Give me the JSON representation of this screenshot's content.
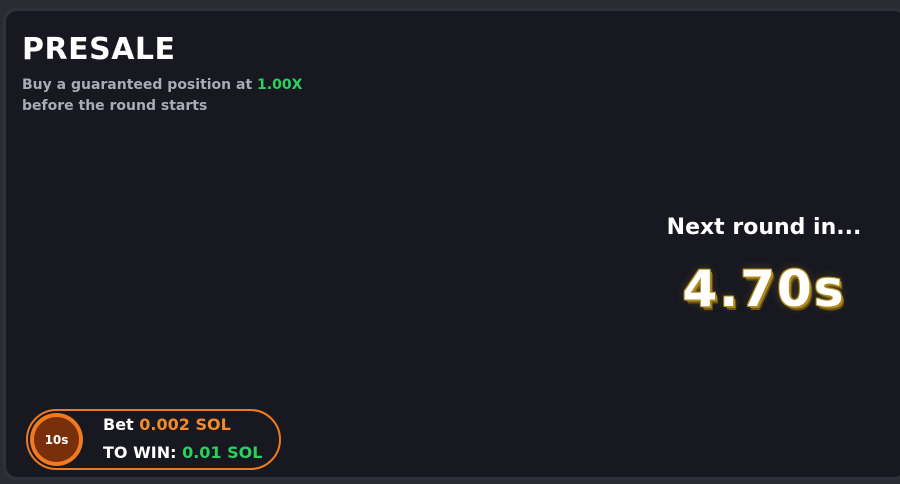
{
  "presale": {
    "title": "PRESALE",
    "subtitle_prefix": "Buy a guaranteed position at ",
    "multiplier": "1.00X",
    "subtitle_suffix": "before the round starts"
  },
  "round": {
    "next_label": "Next round in...",
    "countdown": "4.70s"
  },
  "bet": {
    "badge": "10s",
    "bet_label": "Bet",
    "bet_amount": "0.002 SOL",
    "win_label": "TO WIN:",
    "win_amount": "0.01 SOL"
  },
  "colors": {
    "background": "#171820",
    "accent_orange": "#f07a1f",
    "accent_green": "#2bd15f",
    "countdown_outline": "#b0891e"
  }
}
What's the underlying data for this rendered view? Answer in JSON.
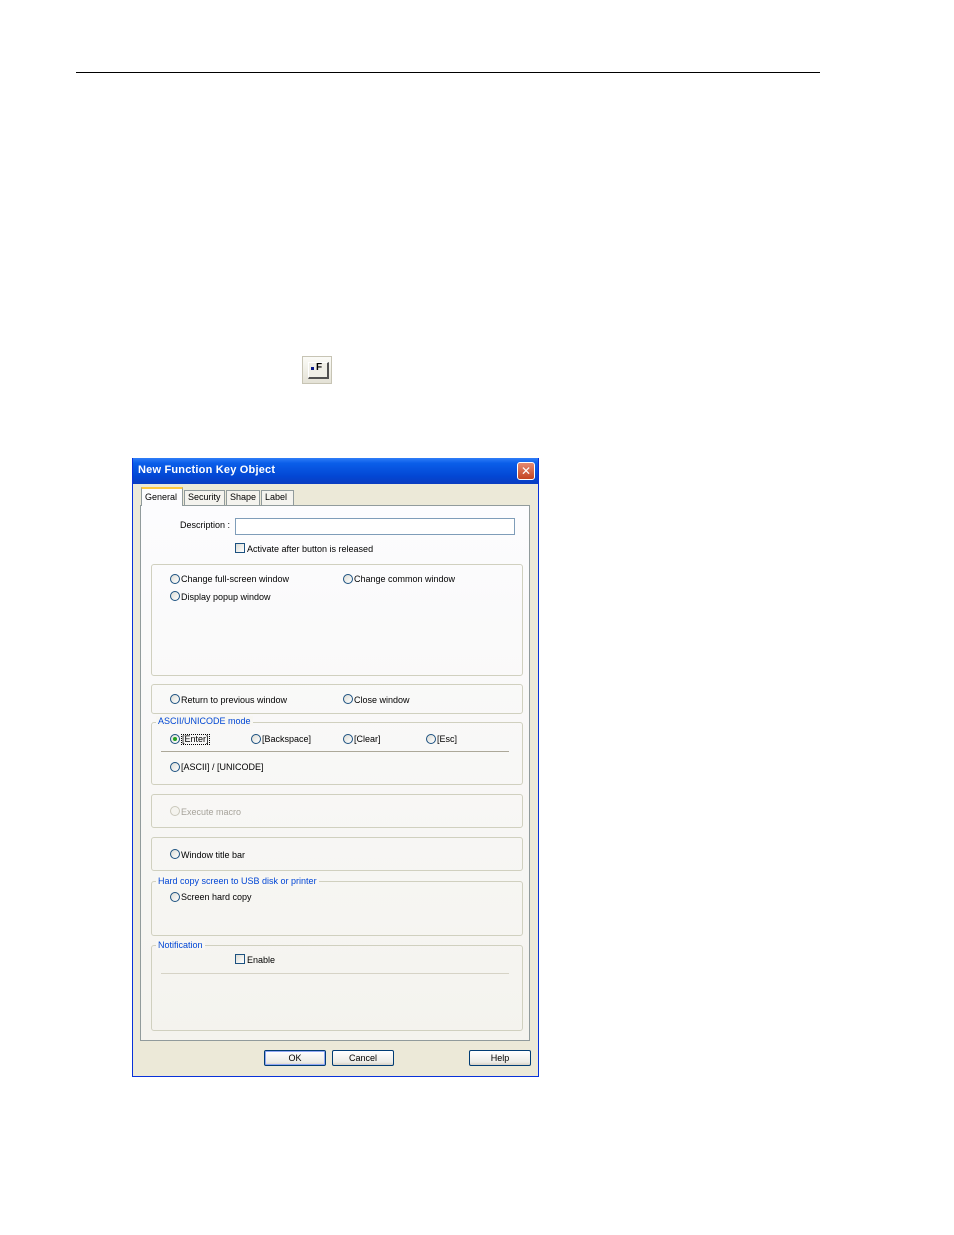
{
  "toolbar": {
    "function_key_icon": "function-key-icon",
    "function_key_letter": "F"
  },
  "dialog": {
    "title": "New  Function Key Object",
    "close_glyph": "✕",
    "tabs": [
      "General",
      "Security",
      "Shape",
      "Label"
    ],
    "description_label": "Description :",
    "description_value": "",
    "activate_after_release": "Activate after button is released",
    "window_group": {
      "change_full_screen": "Change full-screen window",
      "change_common": "Change common window",
      "display_popup": "Display popup window"
    },
    "return_previous": "Return to previous window",
    "close_window": "Close window",
    "ascii_group": {
      "legend": "ASCII/UNICODE mode",
      "enter": "[Enter]",
      "backspace": "[Backspace]",
      "clear": "[Clear]",
      "esc": "[Esc]",
      "ascii_unicode": "[ASCII] / [UNICODE]"
    },
    "execute_macro": "Execute macro",
    "window_title_bar": "Window title bar",
    "hardcopy_group": {
      "legend": "Hard copy screen to USB disk or printer",
      "screen_hard_copy": "Screen hard copy"
    },
    "notification_group": {
      "legend": "Notification",
      "enable": "Enable"
    },
    "buttons": {
      "ok": "OK",
      "cancel": "Cancel",
      "help": "Help"
    }
  }
}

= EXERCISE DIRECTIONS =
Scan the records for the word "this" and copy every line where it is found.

= REPLY TO THE EXERCISE =
Give me the JSON representation of this screenshot's content.
What's the underlying data for this rendered view? Answer in JSON.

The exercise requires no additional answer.